Told from a third-person, limited point of view, the novel shifts between internal and external views of the characters and offers internal views of several main characters: Rufus, Vivaldo, Cass, Eric, and Yves. Baldwin’s choice to avoid extended internal views of Richard and Ida may seem puzzling, but in both cases, Baldwin is able to focus attention and sympathy on their opposites, Cass and Vivaldo. Concealing Richard’s and Ida’s thoughts makes it likely that readers will share the mistakes and self-deceptions of Cass and Vivaldo about their lovers, heightening the effects of their eventual discoveries. Because Cass’s problems parallel Ida’s, and Vivaldo’s parallel Richard’s, readers can appreciate the dramatic irony of Cass and Vivaldo’s limited perspectives.

Richard has been hiding his fears about Cass’s withdrawal of respect and affection from him. He knows that she cannot admire his popular detective novel, and he fears that she no longer loves him. Ida has been hiding the mercenary and vengeful motives that led her to have affairs with white men, including Vivaldo and Ellis. Baldwin shows Cass reading Richard’s withdrawal as a turning away from her toward the shallow and false world of a celebrity author. Vivaldo’s motives for ignoring his suspicions about Ida’s infidelity prove very complicated. He says that he fears Ellis will take advantage of her with promises of career advancement. He also fears—rightly—that she will willingly trade sexual favors for advancement when it suits her....

(The entire section is 627 words.)

Another Country Characters Discussed

(Great Characters in Literature)

Rufus Scott

Rufus Scott, a jazz drummer. Handsome, talented, and black, Rufus is the pivotal character in the novel, although he commits suicide at the end of the first chapter. He meets his girlfriend, Leona, a white woman from the South, while playing a gig. Their unstable relationship is torn apart by racial and other tensions between them. He beats her until his friend, Vivaldo Moore, intercedes. Rufus’ ensuing depression results in his suicide: He walks out onto the George Washington Bridge and jumps. Rufus’ struggle initiates the questions the novel explores, concerning the pain of sexual and racial identity.


Leona, Rufus’ lover. A divorcée who lost the custody of her son, she has moved north to start a new life. Rejected and beaten by Rufus, she has a breakdown and is committed to Bellevue until she is released in the custody of her brother, who takes her back south.

Vivaldo Moore

Vivaldo Moore, an aspiring writer. He is an Italian American and Rufus’ closest friend; he is haunted by the thought that he could have been a closer, more sensitive friend to Rufus.
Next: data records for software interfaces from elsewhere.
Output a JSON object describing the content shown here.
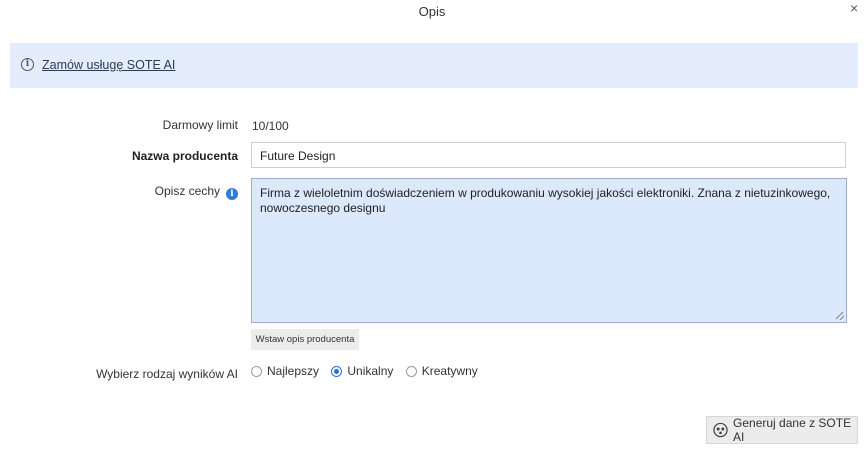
{
  "dialog": {
    "title": "Opis",
    "close_glyph": "×"
  },
  "banner": {
    "icon": "info-icon",
    "link_text": "Zamów usługę SOTE AI"
  },
  "form": {
    "free_limit_label": "Darmowy limit",
    "free_limit_value": "10/100",
    "producer_label": "Nazwa producenta",
    "producer_value": "Future Design",
    "describe_label": "Opisz cechy",
    "describe_value": "Firma z wieloletnim doświadczeniem w produkowaniu wysokiej jakości elektroniki. Znana z nietuzinkowego, nowoczesnego designu",
    "insert_button": "Wstaw opis producenta",
    "result_type_label": "Wybierz rodzaj wyników AI",
    "options": [
      "Najlepszy",
      "Unikalny",
      "Kreatywny"
    ],
    "selected_option": "Unikalny"
  },
  "footer": {
    "generate_button": "Generuj dane z SOTE AI",
    "generate_icon": "ai-sparkle-icon"
  },
  "colors": {
    "banner_bg": "#e4edfb",
    "textarea_bg": "#dce8fb",
    "accent": "#2f6fd0"
  }
}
He falls in love with Ida Scott, Rufus’ younger sister, and she eventually moves in with him. When she begins an affair with Steve Ellis, a television producer, he tries to ignore it but eventually takes some solace in a one-night affair with Eric Jones, a white Southern man with whom Rufus once had a brief, stormy affair. At the end of the novel, Ida and Vivaldo commit themselves emotionally to each other, but it is not clear that they can overcome the racial and emotional forces that have been tearing them apart.
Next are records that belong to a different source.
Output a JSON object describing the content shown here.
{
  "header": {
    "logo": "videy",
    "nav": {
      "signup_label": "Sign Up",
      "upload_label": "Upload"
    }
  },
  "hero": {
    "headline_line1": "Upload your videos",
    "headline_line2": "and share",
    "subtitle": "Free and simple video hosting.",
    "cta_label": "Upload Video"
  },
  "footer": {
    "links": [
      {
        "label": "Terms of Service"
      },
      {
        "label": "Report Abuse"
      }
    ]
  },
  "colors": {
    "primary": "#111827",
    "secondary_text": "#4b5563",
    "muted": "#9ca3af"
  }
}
Ida Scott

Ida Scott, Rufus’ very attractive younger sister, an aspiring singer. When Rufus dies, Ida promises herself never to let anyone take advantage of her emotionally the way she thinks...

(The entire section is 774 words.)